This is part of an ongoing 2021 predictions series. We’ve asked top cyber experts to contribute their insights and expertise to provide a look ahead at what the new year may bring to cybersecurity.
2021 Predictions from Jasen Meece, CEO of Cloudentity:
1) In 2021, A Zero Trust Framework is No Longer Optional for Enterprises
There’s no doubt that COVID-19 and the shift to remote work have accelerated Zero Trust adoption in the enterprise. In 2021 and the following years, implementing a Zero Trust approach will become essential to protecting every enterprise, regardless of industry. This is due to the increasing volume of cyberthreats that organizations and individuals face on a regular basis, and human error remains one of the top causes of security breaches. In fact, roughly one-quarter of all data breaches are caused by human error, with the average cost of $3.92 million for each breach, according to a report from the Ponemon Institute. As a result of this growing issue, the Zero Trust Model will become the new standard, in which all users, even those inside the organization's enterprise network, must be authenticated and authorized before being able to access apps and data.

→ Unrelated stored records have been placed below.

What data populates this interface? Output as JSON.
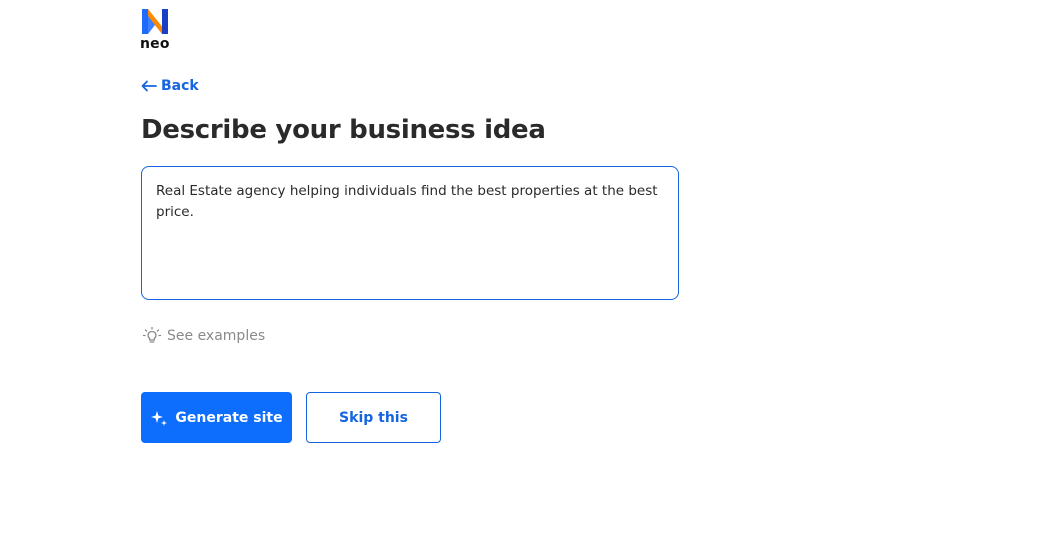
{
  "brand": {
    "logo_text": "neo",
    "logo_colors": [
      "#ff8a00",
      "#1f6bff",
      "#1a3fc4"
    ]
  },
  "nav": {
    "back_label": "Back",
    "back_icon": "arrow-left-icon"
  },
  "main": {
    "title": "Describe your business idea",
    "idea_value": "Real Estate agency helping individuals find the best properties at the best price.",
    "examples_label": "See examples",
    "examples_icon": "lightbulb-icon"
  },
  "actions": {
    "generate_label": "Generate site",
    "generate_icon": "sparkle-icon",
    "skip_label": "Skip this"
  },
  "colors": {
    "accent": "#0d6efd",
    "link": "#1565e0",
    "title": "#2a2a2a",
    "muted": "#8a8a8a"
  }
}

2) The Rise of Machine Identity for AI Bots
Today, we interact with bots more than ever before, whether it's customer service chatbots or the AI on our devices, like Siri and Alexa. These bots are used for real-time decision making to automate processes that were previously done by humans. For example, bots have automated the retail return processes for companies like Amazon. However, it becomes more complicated for enterprises to manage the identities of automated bots, especially when they are interacting with other bots at machine speed. The identities of bots must be managed and protected by the enterprise, similar to employee and customer identity, so that data isn’t compromised. This is important for CIOs and security leaders to keep in mind, because using bots for automation purposes will open new attack vectors if those bots’ APIs are hacked.
3) New Data Regulations, like CPRA, must be Enforced at the API Level
After CPRA passed in November 2020, many other states and countries may follow suit in implementing data and privacy laws to give consumers control of how their personal data is being used. However, enforcing regulations like GPCR, CCPA and CPRA needs to start at the API level. When it comes to managing consumer and employee identity, APIs are a key leg of the identity stool, dictating how the app handles user data, identity governance, and who has access to privileged data. It will be much simpler for companies to ensure they are compliant with these regulations if their APIs are updated or built from the ground up. On the flipside, if federal officials monitor and enforce these data laws at the API level, it will be evident which parts of the app’s code must be altered to comply and avoid large fines.
4) Gen Z Will Lead the Shift to Open Banking
In 2021, we will see significant international growth in the open banking industry as it democratizes financial services. In recent years, Europe has been the center of a new movement towards customer-centric banking using open banking to build new consumer banking apps, but open banking is gaining momentum in the U.S. as well with Venmo and SoFi. Now, Gen Z has grown up using opening bank apps to manage their personal finances and transfer large amounts of money, rather than traditional banks. As a result, we will see an influx of software companies being founded with the purpose of creating a new method for digital-first consumers to do banking. To keep up with the growing demand for these easy-to-use digital banking solutions, banks have now embarked on the same journey by introducing similar types of mobile apps designed to make customers’ financial lives more productive and seamless.
5) Open Healthcare Will Require New Security Standards by July 2021
A Fortune CEO survey showed that 77% of CEOs reported that the COVID-19 crisis accelerated their digital transformation plans and that 40% are spending more on IT infrastructure/platforms. This goes for the healthcare industry as well. Amid the pandemic, it’s crucial that hospitals and other medical facilities can exchange medical data and patient records quickly and privately, but with the number of ransomware attacks hospitals have fallen victim to this year, this process needs to be kept completely secure. The urgent need for secure healthcare data-sharing has led to an increase in open healthcare APIs being developed, but there are still strict compliance guidelines and regulations that must be followed for patient medical data by July 1, 2021. With open healthcare on the rise, we're seeing a shift from developers facing interoperability and compliance burdens, to an innovation opportunity that can power the digital patient and clinician experiences these unprecedented times demand.